Data records for software interfaces
BEGIN
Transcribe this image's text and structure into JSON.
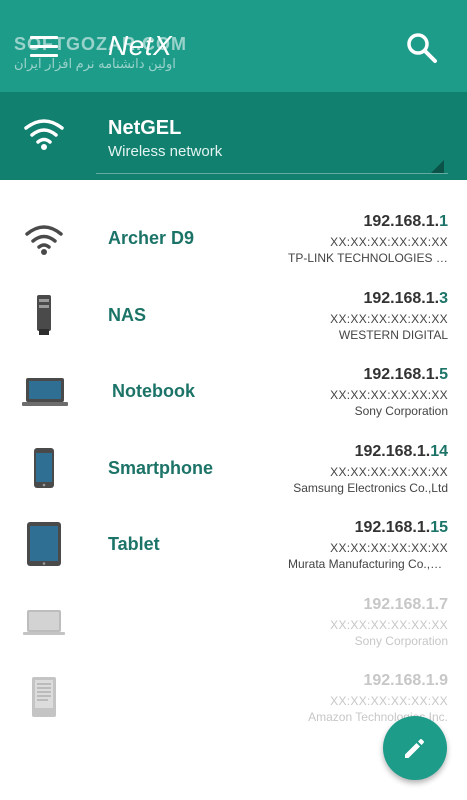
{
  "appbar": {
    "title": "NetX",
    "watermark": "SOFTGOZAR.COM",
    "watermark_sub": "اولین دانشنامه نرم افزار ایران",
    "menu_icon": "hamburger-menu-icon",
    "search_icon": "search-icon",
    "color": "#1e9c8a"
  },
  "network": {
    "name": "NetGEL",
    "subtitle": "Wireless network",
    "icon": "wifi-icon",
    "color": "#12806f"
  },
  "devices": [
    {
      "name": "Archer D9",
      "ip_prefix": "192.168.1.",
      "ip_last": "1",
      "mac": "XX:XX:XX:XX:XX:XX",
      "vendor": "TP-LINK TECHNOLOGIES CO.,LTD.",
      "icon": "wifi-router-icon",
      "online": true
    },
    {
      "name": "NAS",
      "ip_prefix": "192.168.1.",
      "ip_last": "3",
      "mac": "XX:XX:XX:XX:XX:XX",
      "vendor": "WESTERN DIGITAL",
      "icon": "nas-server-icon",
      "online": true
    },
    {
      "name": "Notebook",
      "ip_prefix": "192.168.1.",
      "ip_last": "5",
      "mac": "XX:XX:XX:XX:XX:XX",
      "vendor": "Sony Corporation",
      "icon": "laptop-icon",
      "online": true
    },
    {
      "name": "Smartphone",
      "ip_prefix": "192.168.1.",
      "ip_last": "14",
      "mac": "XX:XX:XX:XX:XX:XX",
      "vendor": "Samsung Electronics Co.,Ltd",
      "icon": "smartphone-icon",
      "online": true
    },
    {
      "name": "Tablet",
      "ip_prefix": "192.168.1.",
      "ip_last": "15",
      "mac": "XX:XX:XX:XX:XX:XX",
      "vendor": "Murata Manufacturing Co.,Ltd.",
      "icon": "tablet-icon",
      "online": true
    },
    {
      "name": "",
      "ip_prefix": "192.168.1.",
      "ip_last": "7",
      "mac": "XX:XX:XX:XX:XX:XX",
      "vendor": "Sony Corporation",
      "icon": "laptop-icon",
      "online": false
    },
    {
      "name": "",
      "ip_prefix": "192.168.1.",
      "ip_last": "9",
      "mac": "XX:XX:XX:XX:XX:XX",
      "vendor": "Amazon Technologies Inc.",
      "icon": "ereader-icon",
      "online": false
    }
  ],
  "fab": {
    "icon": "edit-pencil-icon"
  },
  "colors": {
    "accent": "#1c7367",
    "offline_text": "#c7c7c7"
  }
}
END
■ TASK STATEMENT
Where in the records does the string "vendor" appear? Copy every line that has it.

■ EXPECTED ANSWER
      "vendor": "TP-LINK TECHNOLOGIES CO.,LTD.",
      "vendor": "WESTERN DIGITAL",
      "vendor": "Sony Corporation",
      "vendor": "Samsung Electronics Co.,Ltd",
      "vendor": "Murata Manufacturing Co.,Ltd.",
      "vendor": "Sony Corporation",
      "vendor": "Amazon Technologies Inc.",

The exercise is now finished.